While there’s no ideal length for a sentence, you should aim for 15 to 20 words. Anything longer than that and your sentence becomes confusing or clunky, though that’s not always the case. Don’t believe me? The following run-on sentence might ring a bell:
“It was the best of times, it was the worst of times, it was the age of wisdom, it was the age of foolishness, it was the epoch of belief, it was the epoch of incredulity, it was the season of light, it was the season of darkness, it was the spring of hope, it was the winter of despair.”
Dickens’s introduction to “A Tale of Two Cities” may be one of the most recognizable passages in literary history, but that doesn’t mean a tough contemporary editor would agree. At the time, Dickens used the rambling to mock those in positions of authority. While it didn’t translate well, the impact of his words lives on.
What is a run-on sentence?
Dictionary.com offers this description of a run-on sentence: A written sequence of two or more main clauses that are not separated by a period or semicolon or joined by a conjunction.
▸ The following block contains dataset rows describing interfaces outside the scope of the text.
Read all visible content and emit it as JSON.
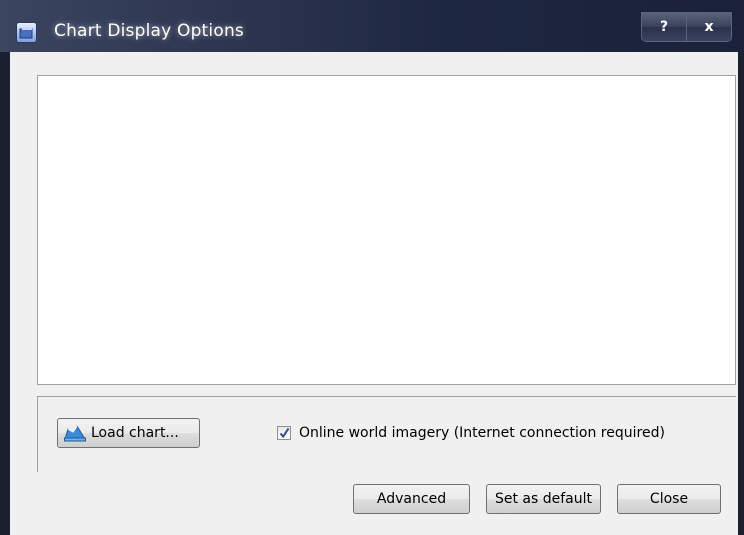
{
  "window": {
    "title": "Chart Display Options",
    "help_label": "?",
    "close_label": "x"
  },
  "chart_panel": {
    "load_button": "Load chart...",
    "imagery_checkbox_label": "Online world imagery (Internet connection required)",
    "imagery_checked": true
  },
  "footer": {
    "advanced_label": "Advanced",
    "set_default_label": "Set as default",
    "close_label": "Close"
  },
  "icons": {
    "title": "app-window-icon",
    "load": "chart-map-icon",
    "check": "check-icon"
  },
  "colors": {
    "titlebar": "#1e2742",
    "client_bg": "#f0f0f0",
    "chart_bg": "#ffffff"
  }
}
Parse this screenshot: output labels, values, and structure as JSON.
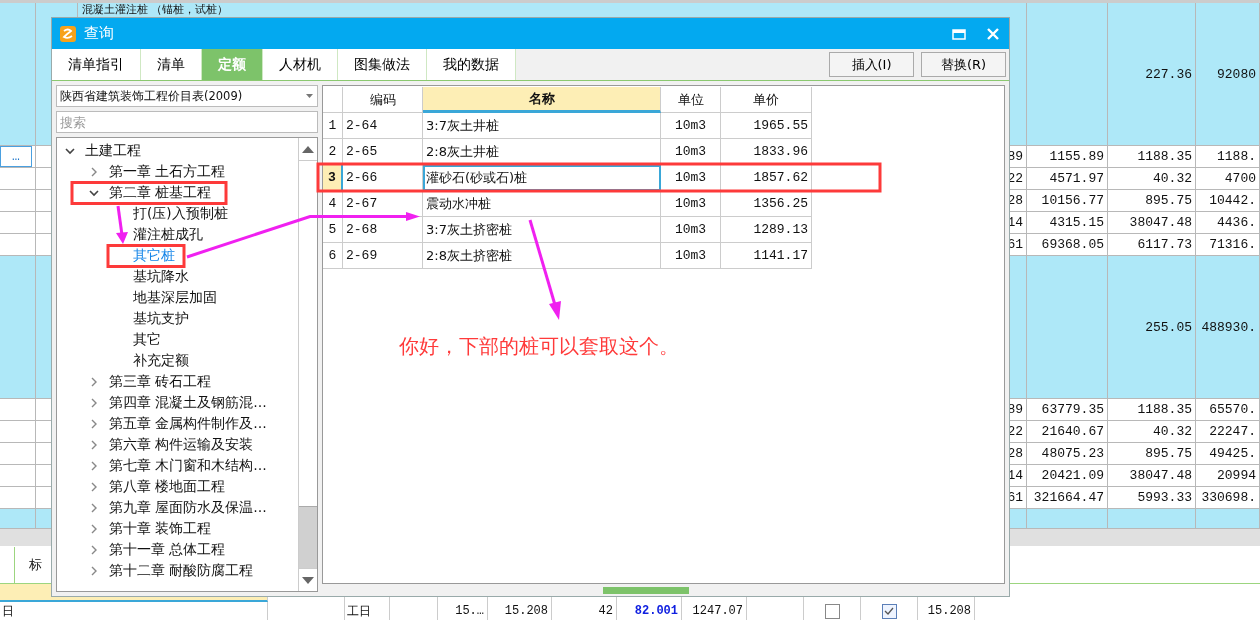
{
  "background_table": {
    "rows": [
      {
        "kind": "group",
        "title": "混凝土灌注桩 （锚桩，试桩）",
        "cells": [
          "",
          "",
          "227.36",
          "92080"
        ]
      },
      {
        "kind": "item",
        "button": "…",
        "cells": [
          "89",
          "1155.89",
          "1188.35",
          "1188."
        ]
      },
      {
        "kind": "item",
        "cells": [
          "22",
          "4571.97",
          "40.32",
          "4700"
        ]
      },
      {
        "kind": "item",
        "cells": [
          "28",
          "10156.77",
          "895.75",
          "10442."
        ]
      },
      {
        "kind": "item",
        "cells": [
          "14",
          "4315.15",
          "38047.48",
          "4436."
        ]
      },
      {
        "kind": "item",
        "cells": [
          "61",
          "69368.05",
          "6117.73",
          "71316."
        ]
      },
      {
        "kind": "group",
        "cells": [
          "",
          "",
          "255.05",
          "488930."
        ]
      },
      {
        "kind": "item",
        "cells": [
          "89",
          "63779.35",
          "1188.35",
          "65570."
        ]
      },
      {
        "kind": "item",
        "cells": [
          "22",
          "21640.67",
          "40.32",
          "22247."
        ]
      },
      {
        "kind": "item",
        "cells": [
          "28",
          "48075.23",
          "895.75",
          "49425."
        ]
      },
      {
        "kind": "item",
        "cells": [
          "14",
          "20421.09",
          "38047.48",
          "20994"
        ]
      },
      {
        "kind": "item",
        "cells": [
          "61",
          "321664.47",
          "5993.33",
          "330698."
        ]
      },
      {
        "kind": "total",
        "cells": [
          "",
          "",
          "",
          ""
        ]
      }
    ]
  },
  "bottom_panel": {
    "tab": "标",
    "row": [
      {
        "kind": "text",
        "text": "日"
      },
      {
        "kind": "empty"
      },
      {
        "kind": "text",
        "text": "工日"
      },
      {
        "kind": "empty"
      },
      {
        "kind": "number",
        "text": "15.…"
      },
      {
        "kind": "number",
        "text": "15.208"
      },
      {
        "kind": "number",
        "text": "42"
      },
      {
        "kind": "link",
        "text": "82.001"
      },
      {
        "kind": "number",
        "text": "1247.07"
      },
      {
        "kind": "empty"
      },
      {
        "kind": "checkbox",
        "checked": false
      },
      {
        "kind": "checkbox",
        "checked": true
      },
      {
        "kind": "number",
        "text": "15.208"
      }
    ]
  },
  "dialog": {
    "title": "查询",
    "tabs": [
      {
        "label": "清单指引",
        "selected": false
      },
      {
        "label": "清单",
        "selected": false
      },
      {
        "label": "定额",
        "selected": true
      },
      {
        "label": "人材机",
        "selected": false
      },
      {
        "label": "图集做法",
        "selected": false
      },
      {
        "label": "我的数据",
        "selected": false
      }
    ],
    "buttons": [
      "插入(I)",
      "替换(R)"
    ],
    "library": "陕西省建筑装饰工程价目表(2009)",
    "search": {
      "placeholder": "搜索"
    },
    "tree": [
      {
        "label": "土建工程",
        "expanded": true,
        "selected": false,
        "children": [
          {
            "label": "第一章 土石方工程",
            "expanded": false,
            "selected": false
          },
          {
            "label": "第二章 桩基工程",
            "expanded": true,
            "selected": false,
            "children": [
              {
                "label": "打(压)入预制桩",
                "selected": false
              },
              {
                "label": "灌注桩成孔",
                "selected": false
              },
              {
                "label": "其它桩",
                "selected": true
              },
              {
                "label": "基坑降水",
                "selected": false
              },
              {
                "label": "地基深层加固",
                "selected": false
              },
              {
                "label": "基坑支护",
                "selected": false
              },
              {
                "label": "其它",
                "selected": false
              },
              {
                "label": "补充定额",
                "selected": false
              }
            ]
          },
          {
            "label": "第三章 砖石工程",
            "expanded": false,
            "selected": false
          },
          {
            "label": "第四章 混凝土及钢筋混…",
            "expanded": false,
            "selected": false
          },
          {
            "label": "第五章 金属构件制作及…",
            "expanded": false,
            "selected": false
          },
          {
            "label": "第六章 构件运输及安装",
            "expanded": false,
            "selected": false
          },
          {
            "label": "第七章 木门窗和木结构…",
            "expanded": false,
            "selected": false
          },
          {
            "label": "第八章 楼地面工程",
            "expanded": false,
            "selected": false
          },
          {
            "label": "第九章 屋面防水及保温…",
            "expanded": false,
            "selected": false
          },
          {
            "label": "第十章 装饰工程",
            "expanded": false,
            "selected": false
          },
          {
            "label": "第十一章 总体工程",
            "expanded": false,
            "selected": false
          },
          {
            "label": "第十二章 耐酸防腐工程",
            "expanded": false,
            "selected": false
          }
        ]
      }
    ],
    "grid": {
      "columns": [
        "编码",
        "名称",
        "单位",
        "单价"
      ],
      "rows": [
        {
          "num": "1",
          "code": "2-64",
          "name": "3:7灰土井桩",
          "unit": "10m3",
          "price": "1965.55",
          "selected": false
        },
        {
          "num": "2",
          "code": "2-65",
          "name": "2:8灰土井桩",
          "unit": "10m3",
          "price": "1833.96",
          "selected": false
        },
        {
          "num": "3",
          "code": "2-66",
          "name": "灌砂石(砂或石)桩",
          "unit": "10m3",
          "price": "1857.62",
          "selected": true
        },
        {
          "num": "4",
          "code": "2-67",
          "name": "震动水冲桩",
          "unit": "10m3",
          "price": "1356.25",
          "selected": false
        },
        {
          "num": "5",
          "code": "2-68",
          "name": "3:7灰土挤密桩",
          "unit": "10m3",
          "price": "1289.13",
          "selected": false
        },
        {
          "num": "6",
          "code": "2-69",
          "name": "2:8灰土挤密桩",
          "unit": "10m3",
          "price": "1141.17",
          "selected": false
        }
      ]
    }
  },
  "annotation": {
    "text": "你好，下部的桩可以套取这个。"
  }
}
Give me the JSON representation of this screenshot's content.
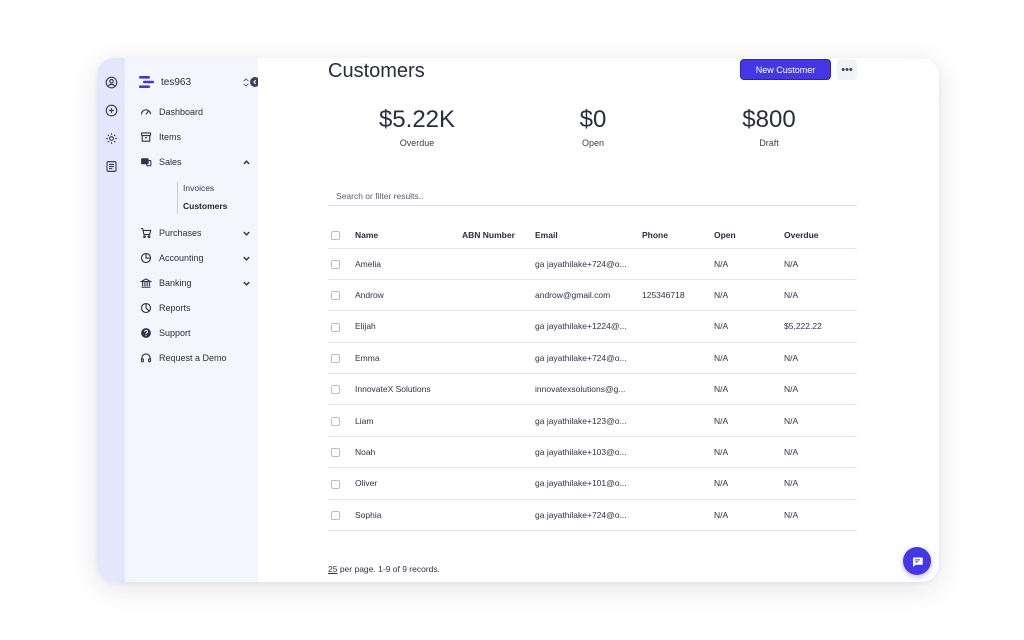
{
  "workspace": {
    "name": "tes963"
  },
  "sidebar": {
    "items": [
      {
        "label": "Dashboard"
      },
      {
        "label": "Items"
      },
      {
        "label": "Sales"
      },
      {
        "label": "Purchases"
      },
      {
        "label": "Accounting"
      },
      {
        "label": "Banking"
      },
      {
        "label": "Reports"
      },
      {
        "label": "Support"
      },
      {
        "label": "Request a Demo"
      }
    ],
    "sales_sub": [
      {
        "label": "Invoices"
      },
      {
        "label": "Customers"
      }
    ]
  },
  "header": {
    "title": "Customers",
    "new_button": "New Customer",
    "more_label": "•••"
  },
  "stats": [
    {
      "amount": "$5.22K",
      "label": "Overdue"
    },
    {
      "amount": "$0",
      "label": "Open"
    },
    {
      "amount": "$800",
      "label": "Draft"
    }
  ],
  "search": {
    "placeholder": "Search or filter results.."
  },
  "table": {
    "columns": [
      "Name",
      "ABN Number",
      "Email",
      "Phone",
      "Open",
      "Overdue"
    ],
    "rows": [
      {
        "name": "Amelia",
        "abn": "",
        "email": "ga jayathilake+724@o...",
        "phone": "",
        "open": "N/A",
        "overdue": "N/A"
      },
      {
        "name": "Androw",
        "abn": "",
        "email": "androw@gmail.com",
        "phone": "125346718",
        "open": "N/A",
        "overdue": "N/A"
      },
      {
        "name": "Elijah",
        "abn": "",
        "email": "ga jayathilake+1224@...",
        "phone": "",
        "open": "N/A",
        "overdue": "$5,222.22"
      },
      {
        "name": "Emma",
        "abn": "",
        "email": "ga jayathilake+724@o...",
        "phone": "",
        "open": "N/A",
        "overdue": "N/A"
      },
      {
        "name": "InnovateX Solutions",
        "abn": "",
        "email": "innovatexsolutions@g...",
        "phone": "",
        "open": "N/A",
        "overdue": "N/A"
      },
      {
        "name": "Liam",
        "abn": "",
        "email": "ga jayathilake+123@o...",
        "phone": "",
        "open": "N/A",
        "overdue": "N/A"
      },
      {
        "name": "Noah",
        "abn": "",
        "email": "ga jayathilake+103@o...",
        "phone": "",
        "open": "N/A",
        "overdue": "N/A"
      },
      {
        "name": "Oliver",
        "abn": "",
        "email": "ga jayathilake+101@o...",
        "phone": "",
        "open": "N/A",
        "overdue": "N/A"
      },
      {
        "name": "Sophia",
        "abn": "",
        "email": "ga jayathilake+724@o...",
        "phone": "",
        "open": "N/A",
        "overdue": "N/A"
      }
    ]
  },
  "pager": {
    "per_page": "25",
    "text": " per page. 1-9 of 9 records."
  },
  "colors": {
    "accent": "#4536e6",
    "rail": "#e3e7fb",
    "sidebar": "#f4f6fe"
  }
}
In other words, Part A says something, and so does Part B, but there isn’t actually anything to connect them grammatically.
Freelance editor and content marketing writer Annie Sisk offered a slightly different explanation. “Here’s the simple definition of a run-on sentence: the mess that results when two or more complete sentences are joined inaccurately into a single sentence.”
Short and sweet sentences vs. run-ons
Despite the fact that most of us don’t have the literary flair of Charles Dickens, there are times when a longer sentence makes sense. However, if you’re focusing on SEO, shorter is always better, but we’ll talk about that in a minute.
The main thing to keep in mind is that when structuring your sentence, you’re not writing for yourself, you’re writing for your targeted audience. When writing for others, you want to keep things as personalized as possible while getting your point across succinctly and briefly.
Sisk shared a run-on sentence and a few solutions:
- I love watching “Mare of Easttown,” it’s such a great show, I have absolutely no clue who the killer is.
Here we have three complete sentences:
- Sentence 1: I love watching “Mare of Easttown.”
- Sentence 2: It’s such a great show.
- Sentence 3: I have absolutely no clue who the killer is.
Sisk said you could fix this run-on sentence with a little clever slicing and dicing:
- I love watching “Mare of Easttown.” It’s such a great show, but I have no clue who the killer is.
“The first step in fixing run-on sentences is to identify each complete phrase and carve them out into stand-alone sentences,” Sisk said. “Then you can use conjunctions or rephrasing to put them back together, or decide they work better separately.”
Short can be more potent
Write shorter, punchier sentences to grab (and keep) your audience’s attention. People scan your content before deciding to read, and Google seems to prefer short and concise over endless run-ons. If you’re prone to run-on sentences, ask a trusted colleague to review your work or an SEO plugin like Yoast that will help you recraft your work.
Need help crafting punchy, concise sentences? Talk to a content specialist at ClearVoice about your needs today.